In all of 2018, 233 companies went public, according to research company IPOScoop.com. They raised a collective $54 billion. This year was meant to eclipse that, with unicorns—startups valued north of a billion dollars—expected to steal the show.
Of all these initial public offerings (IPOs), ride-hailing app Uber was supposed to be the definitive IPO listing of our time. With valuation targets ranging from $120 billion to $200 billion, Uber’s market capitalisation numbers were touted to be as large as its influence in pioneering the “gig economy” model.
Instead, Uber’s IPO turned out to be one of the worst-performing IPOs of all time. Uber had priced its stock to reflect a market capitalisation of $82 billion when it listed, a far cry from the original $200 billion target. But even this lower level was deemed high by the public markets and the stock has sharply declined since then to an implied valuation of $65 billion or thereabouts.
Now, the world needs a new IPO hero. And it may get that in the unlikely form of enterprise messaging startup Slack. Through the ages, there have been several seminal IPOs that have shaped and influenced every aspect of technology and society at large—the likes of Microsoft, Apple, Google and Facebook. Stacked against these names, Slack may seem like an extreme outlier—it is likely to be valued in the $12-15 billion range. And this becomes stranger still when one considers its unconventional origins.
Slack was originally conceived in 2010 as a video game company called TinySpeck. Its creator was Stewart Butterfield, the erstwhile co-founder of popular photo-sharing site Flickr. But TinySpeck’s flagship video game, Glitch, an MMO (Massively multiplayer online) game modelled after the likes of Farmville and Zynga, flopped. Rather than shutting down the company, Butterfield and his team decided to take a communication platform they had built for internal use and packaged it as a product that other customers could use.
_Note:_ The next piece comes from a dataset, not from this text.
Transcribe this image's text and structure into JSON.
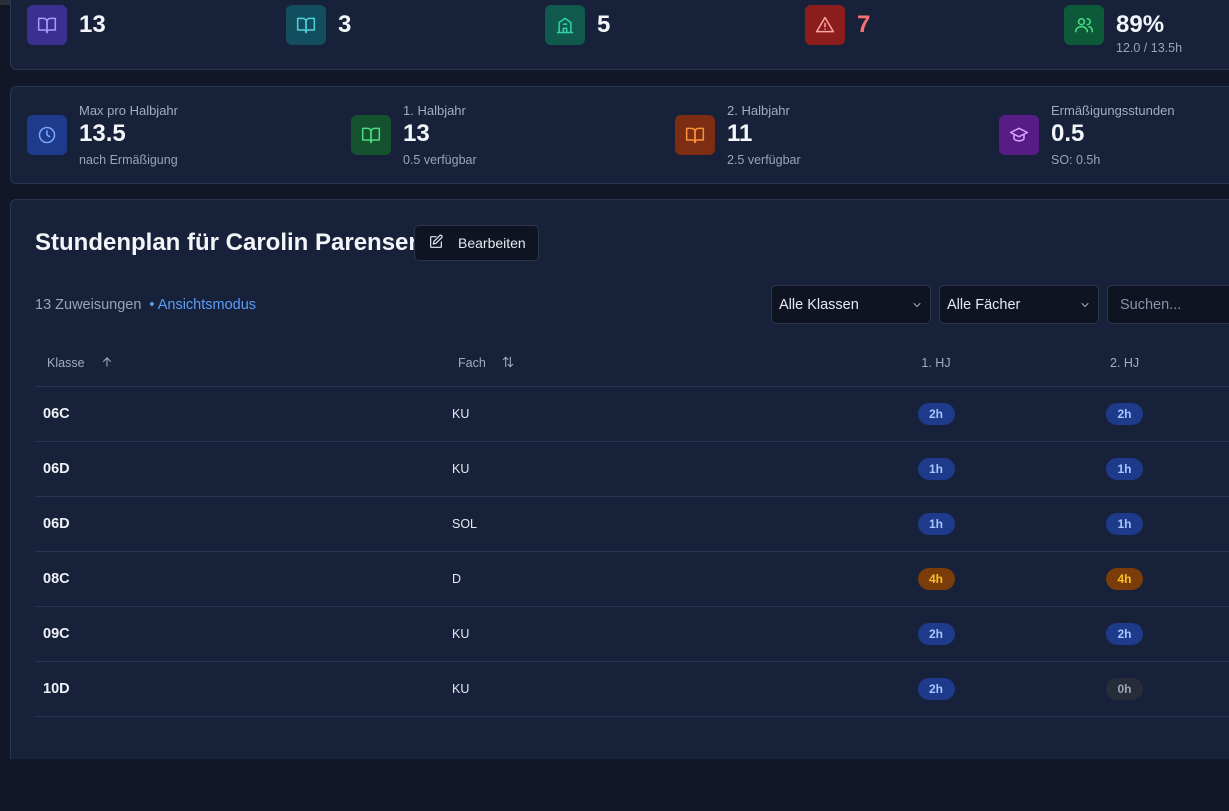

In 2013, Slack launched.
Powered by a smart mix of a clever pricing model and a quirky user interface that customers loved, Slack became the fastest growing business application of all time, growing from zero to ten million daily active users and hundreds of millions of dollars in revenue in less than five years.
But as the company now stands at the doorstep of a public listing, its upcoming IPO represents something far more than just a single startup’s journey from founding to exit. Slack’s success, or failure, could reshape the fundamentals of VC economics and startup playbooks. In India, which has seen the mushrooming of SaaS startups looking to recreate Slack’s success in recent years, this is a moment that will be keenly watched.
The IPO imperative
In startup lore, an IPO represents the ultimate ambition of every company.